"Even though this is an observational study, our findings do not support the hypothesis of adverse effects on child's language, communication and motor skills due to the use of mobile phone during pregnancy."

The research team analysed data from a large Norwegian group of pregnant women. It includes data collected from mothers and children during and after pregnancy.

A total of 45,389 mother-child pairs completed self-reported questionnaire which included data on maternal mobile phone use and neurodevelopment follow ups of the children at ages three and five.

Study senior author Professor Jan Alexander, said: "Our investigation revealed for the first time that maternal mobile phone use may actually have a positive impact.

"More specifically, mobile phone use in pregnancy was associated with lower risk of the child having low language and motor skills at three years of age.

"Although we adjusted for important socio-demographic characteristics as well as maternal personality and psychological factors, we think this protective effect is more likely to be explained by factors not measured in this study having an impact on the mobile phone use and child's neurodevelopment, rather than the maternal mobile phone use in itself."

The researchers found that children born to mobile phone users had a 27 per cent lower risk of having lower sentence complexity and a 14 per cent lower risk of incomplete grammar.

They also found they had a 31 per cent lower risk of having moderate language delay at age three , compared to children of mothers who reported no mobile phone use.

Children born to mobile phone users also had an 18 per cent lower risk of low motor skills at age three, compared to children born to non-users of mobile phones.

The beneficial effects remained even after adjusting for relevant confounders and were also relative to the level of reported mobile phone use by the mother.

Prof Alexander added: "Our large study provides evidence that pregnant women's use of cell phone is not associated with risk of harming neurodevelopment of the foetus.

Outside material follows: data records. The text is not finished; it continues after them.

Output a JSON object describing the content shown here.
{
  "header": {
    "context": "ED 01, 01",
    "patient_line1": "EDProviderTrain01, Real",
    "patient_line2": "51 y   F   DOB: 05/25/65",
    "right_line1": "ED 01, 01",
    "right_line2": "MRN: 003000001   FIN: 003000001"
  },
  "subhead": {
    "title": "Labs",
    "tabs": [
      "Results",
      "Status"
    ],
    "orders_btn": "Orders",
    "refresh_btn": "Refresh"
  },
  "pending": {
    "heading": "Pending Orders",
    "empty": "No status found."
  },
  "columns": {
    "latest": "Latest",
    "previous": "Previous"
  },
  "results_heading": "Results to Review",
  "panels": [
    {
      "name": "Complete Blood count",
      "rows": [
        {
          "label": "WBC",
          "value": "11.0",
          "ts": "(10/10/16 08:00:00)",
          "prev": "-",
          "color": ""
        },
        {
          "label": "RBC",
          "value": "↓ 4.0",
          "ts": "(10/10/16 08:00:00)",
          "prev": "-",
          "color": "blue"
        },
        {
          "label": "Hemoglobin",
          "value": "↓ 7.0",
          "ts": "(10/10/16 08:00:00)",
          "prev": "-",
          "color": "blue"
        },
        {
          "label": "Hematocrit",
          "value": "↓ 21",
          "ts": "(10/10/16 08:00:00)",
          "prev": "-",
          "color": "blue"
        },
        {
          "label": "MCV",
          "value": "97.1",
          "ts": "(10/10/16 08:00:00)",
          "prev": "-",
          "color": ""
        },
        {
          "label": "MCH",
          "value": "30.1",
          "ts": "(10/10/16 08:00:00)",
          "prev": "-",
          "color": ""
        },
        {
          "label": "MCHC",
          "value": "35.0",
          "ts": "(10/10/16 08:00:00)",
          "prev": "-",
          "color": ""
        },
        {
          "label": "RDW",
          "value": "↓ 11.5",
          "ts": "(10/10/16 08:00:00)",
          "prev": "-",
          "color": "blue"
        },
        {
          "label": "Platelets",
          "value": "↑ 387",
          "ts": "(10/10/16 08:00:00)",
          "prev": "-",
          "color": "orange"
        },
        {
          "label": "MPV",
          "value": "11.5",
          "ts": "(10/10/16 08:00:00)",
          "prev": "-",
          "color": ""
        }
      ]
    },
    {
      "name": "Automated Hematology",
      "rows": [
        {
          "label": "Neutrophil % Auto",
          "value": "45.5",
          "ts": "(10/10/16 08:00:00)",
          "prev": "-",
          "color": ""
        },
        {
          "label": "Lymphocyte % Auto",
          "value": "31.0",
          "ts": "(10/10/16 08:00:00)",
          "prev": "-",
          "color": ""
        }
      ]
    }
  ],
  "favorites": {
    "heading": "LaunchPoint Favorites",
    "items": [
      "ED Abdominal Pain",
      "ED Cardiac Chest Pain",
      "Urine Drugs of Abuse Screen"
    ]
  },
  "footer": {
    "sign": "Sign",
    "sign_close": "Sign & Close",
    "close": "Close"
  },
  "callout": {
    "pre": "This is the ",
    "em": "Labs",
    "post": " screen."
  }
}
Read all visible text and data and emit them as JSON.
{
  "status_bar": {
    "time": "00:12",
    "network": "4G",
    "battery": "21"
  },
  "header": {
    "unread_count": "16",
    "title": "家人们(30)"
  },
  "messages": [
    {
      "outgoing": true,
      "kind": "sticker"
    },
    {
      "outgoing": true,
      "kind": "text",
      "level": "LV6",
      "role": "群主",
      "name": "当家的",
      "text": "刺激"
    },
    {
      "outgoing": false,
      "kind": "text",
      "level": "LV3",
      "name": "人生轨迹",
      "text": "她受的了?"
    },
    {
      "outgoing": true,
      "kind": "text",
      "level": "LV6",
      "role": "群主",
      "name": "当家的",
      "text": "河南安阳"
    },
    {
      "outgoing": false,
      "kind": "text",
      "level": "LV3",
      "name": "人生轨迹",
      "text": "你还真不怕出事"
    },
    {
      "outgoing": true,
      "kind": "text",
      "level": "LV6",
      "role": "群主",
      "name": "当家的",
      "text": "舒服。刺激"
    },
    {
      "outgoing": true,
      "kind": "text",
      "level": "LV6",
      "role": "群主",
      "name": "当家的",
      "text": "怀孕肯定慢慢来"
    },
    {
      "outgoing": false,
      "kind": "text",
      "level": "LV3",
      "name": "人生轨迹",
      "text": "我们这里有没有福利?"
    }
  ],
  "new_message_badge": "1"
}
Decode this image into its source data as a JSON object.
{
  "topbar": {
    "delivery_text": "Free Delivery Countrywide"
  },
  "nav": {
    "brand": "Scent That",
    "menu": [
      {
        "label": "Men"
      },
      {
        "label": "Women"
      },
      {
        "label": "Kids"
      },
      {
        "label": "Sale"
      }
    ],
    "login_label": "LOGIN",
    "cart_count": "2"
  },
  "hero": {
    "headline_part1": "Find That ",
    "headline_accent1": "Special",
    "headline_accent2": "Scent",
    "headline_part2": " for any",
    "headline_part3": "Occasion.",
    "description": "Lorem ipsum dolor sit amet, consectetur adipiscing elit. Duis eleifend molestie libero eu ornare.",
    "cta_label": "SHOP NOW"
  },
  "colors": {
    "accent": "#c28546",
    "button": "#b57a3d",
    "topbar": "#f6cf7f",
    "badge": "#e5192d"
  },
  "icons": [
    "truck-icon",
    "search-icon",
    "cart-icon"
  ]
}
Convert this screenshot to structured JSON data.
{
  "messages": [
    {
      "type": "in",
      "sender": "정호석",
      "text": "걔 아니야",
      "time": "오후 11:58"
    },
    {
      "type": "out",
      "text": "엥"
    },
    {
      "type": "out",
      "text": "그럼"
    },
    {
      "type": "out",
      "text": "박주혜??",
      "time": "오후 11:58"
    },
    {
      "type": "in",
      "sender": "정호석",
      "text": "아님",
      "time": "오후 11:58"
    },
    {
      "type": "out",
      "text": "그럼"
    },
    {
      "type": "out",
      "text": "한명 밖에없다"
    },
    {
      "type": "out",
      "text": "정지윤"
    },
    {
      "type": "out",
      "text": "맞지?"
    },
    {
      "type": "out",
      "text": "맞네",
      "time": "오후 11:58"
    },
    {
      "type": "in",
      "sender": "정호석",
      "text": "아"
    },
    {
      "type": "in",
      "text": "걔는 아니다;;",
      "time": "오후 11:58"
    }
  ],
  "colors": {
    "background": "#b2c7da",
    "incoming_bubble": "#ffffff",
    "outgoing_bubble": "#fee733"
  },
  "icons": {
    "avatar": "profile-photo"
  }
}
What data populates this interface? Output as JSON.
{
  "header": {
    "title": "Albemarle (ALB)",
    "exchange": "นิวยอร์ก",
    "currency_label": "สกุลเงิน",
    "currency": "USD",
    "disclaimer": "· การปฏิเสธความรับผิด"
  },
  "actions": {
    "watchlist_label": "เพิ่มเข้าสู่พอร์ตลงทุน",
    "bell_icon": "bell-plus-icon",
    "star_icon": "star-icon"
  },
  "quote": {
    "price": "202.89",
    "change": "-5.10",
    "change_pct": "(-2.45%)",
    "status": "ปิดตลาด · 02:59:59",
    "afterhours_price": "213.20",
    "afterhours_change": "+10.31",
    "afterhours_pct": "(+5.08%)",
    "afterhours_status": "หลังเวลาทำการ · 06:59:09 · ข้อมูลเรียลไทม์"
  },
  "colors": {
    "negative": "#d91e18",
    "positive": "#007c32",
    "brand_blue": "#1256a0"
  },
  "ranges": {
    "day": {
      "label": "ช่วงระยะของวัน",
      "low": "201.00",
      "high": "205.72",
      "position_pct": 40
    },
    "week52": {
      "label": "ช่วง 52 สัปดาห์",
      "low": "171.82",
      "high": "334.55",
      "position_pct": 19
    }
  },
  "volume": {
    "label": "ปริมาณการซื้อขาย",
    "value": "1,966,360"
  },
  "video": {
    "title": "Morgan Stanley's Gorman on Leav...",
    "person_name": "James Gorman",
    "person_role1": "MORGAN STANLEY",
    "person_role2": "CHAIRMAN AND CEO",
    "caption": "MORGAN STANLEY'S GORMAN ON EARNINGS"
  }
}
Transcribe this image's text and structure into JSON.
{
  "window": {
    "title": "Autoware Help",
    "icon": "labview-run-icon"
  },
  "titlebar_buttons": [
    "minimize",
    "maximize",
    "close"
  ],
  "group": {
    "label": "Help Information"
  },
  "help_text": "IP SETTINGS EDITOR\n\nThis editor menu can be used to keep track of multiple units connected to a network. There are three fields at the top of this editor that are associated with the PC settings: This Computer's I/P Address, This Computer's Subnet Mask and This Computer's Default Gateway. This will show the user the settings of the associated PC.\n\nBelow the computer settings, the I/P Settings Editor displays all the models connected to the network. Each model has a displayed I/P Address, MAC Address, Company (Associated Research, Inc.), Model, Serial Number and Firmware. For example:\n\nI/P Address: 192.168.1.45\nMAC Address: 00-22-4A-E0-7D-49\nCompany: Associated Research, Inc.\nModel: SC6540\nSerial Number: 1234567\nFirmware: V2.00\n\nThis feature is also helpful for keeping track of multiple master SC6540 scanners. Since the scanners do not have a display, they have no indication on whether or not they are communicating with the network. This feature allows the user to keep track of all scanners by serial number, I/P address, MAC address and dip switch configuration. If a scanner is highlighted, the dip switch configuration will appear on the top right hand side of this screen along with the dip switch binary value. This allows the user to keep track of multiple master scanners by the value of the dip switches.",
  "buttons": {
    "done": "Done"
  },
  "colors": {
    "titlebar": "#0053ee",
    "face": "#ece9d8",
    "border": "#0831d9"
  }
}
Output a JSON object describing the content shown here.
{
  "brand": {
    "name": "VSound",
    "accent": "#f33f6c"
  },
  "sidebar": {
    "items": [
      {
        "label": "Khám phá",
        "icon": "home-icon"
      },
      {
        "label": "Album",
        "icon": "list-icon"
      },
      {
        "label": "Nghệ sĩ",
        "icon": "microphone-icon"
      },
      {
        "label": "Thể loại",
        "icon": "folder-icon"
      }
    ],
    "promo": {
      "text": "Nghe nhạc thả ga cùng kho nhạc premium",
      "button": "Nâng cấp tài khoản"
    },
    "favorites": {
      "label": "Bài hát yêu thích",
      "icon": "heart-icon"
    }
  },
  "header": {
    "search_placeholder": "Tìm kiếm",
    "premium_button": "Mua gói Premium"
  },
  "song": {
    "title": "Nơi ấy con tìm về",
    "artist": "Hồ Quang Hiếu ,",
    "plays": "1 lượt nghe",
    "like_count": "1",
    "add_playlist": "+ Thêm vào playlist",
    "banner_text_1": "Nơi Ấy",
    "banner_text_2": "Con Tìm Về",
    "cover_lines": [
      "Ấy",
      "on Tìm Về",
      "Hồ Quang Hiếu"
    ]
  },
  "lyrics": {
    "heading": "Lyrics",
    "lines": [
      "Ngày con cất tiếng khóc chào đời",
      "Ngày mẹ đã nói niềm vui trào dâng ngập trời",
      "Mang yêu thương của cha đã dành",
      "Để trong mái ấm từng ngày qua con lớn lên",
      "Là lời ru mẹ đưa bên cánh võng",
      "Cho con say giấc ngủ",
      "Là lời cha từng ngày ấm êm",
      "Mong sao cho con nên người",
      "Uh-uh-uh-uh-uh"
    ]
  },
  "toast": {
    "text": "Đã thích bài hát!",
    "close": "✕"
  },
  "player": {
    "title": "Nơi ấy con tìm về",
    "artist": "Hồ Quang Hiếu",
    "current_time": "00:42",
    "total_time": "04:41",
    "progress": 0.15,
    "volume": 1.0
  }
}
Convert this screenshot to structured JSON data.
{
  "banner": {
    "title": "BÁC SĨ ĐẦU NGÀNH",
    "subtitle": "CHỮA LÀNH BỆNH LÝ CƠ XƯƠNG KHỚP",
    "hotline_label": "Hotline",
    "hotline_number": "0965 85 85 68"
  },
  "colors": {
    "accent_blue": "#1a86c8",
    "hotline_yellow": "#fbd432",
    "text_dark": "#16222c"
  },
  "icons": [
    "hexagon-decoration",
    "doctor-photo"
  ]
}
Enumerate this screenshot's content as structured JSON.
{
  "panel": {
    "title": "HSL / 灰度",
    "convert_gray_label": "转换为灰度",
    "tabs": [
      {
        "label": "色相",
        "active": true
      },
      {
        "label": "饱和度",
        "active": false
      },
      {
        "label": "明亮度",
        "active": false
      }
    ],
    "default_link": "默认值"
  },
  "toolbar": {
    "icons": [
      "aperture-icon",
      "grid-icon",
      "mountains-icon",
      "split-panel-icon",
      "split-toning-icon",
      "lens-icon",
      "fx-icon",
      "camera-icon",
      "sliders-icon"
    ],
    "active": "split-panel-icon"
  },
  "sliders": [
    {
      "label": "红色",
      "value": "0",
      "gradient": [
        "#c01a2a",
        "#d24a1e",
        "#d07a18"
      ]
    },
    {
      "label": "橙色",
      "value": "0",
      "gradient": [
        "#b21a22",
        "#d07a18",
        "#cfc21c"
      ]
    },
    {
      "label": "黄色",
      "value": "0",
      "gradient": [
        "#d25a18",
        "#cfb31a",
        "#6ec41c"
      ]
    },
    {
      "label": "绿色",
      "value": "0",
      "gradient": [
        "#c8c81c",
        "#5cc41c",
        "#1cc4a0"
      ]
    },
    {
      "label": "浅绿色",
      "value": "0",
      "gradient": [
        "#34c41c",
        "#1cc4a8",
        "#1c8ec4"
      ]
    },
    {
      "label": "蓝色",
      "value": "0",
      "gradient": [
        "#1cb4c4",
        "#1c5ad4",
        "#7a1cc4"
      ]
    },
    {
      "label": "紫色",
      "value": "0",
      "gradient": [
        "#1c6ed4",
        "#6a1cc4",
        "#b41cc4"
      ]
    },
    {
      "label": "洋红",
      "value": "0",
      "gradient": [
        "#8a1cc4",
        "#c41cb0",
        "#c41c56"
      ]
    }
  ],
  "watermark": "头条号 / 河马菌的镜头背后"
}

"The beneficial effects we report should be interpreted with caution due to the limitations common in observational studies, but our findings should at least alleviate any concern mothers have about using their mobile phone while pregnant."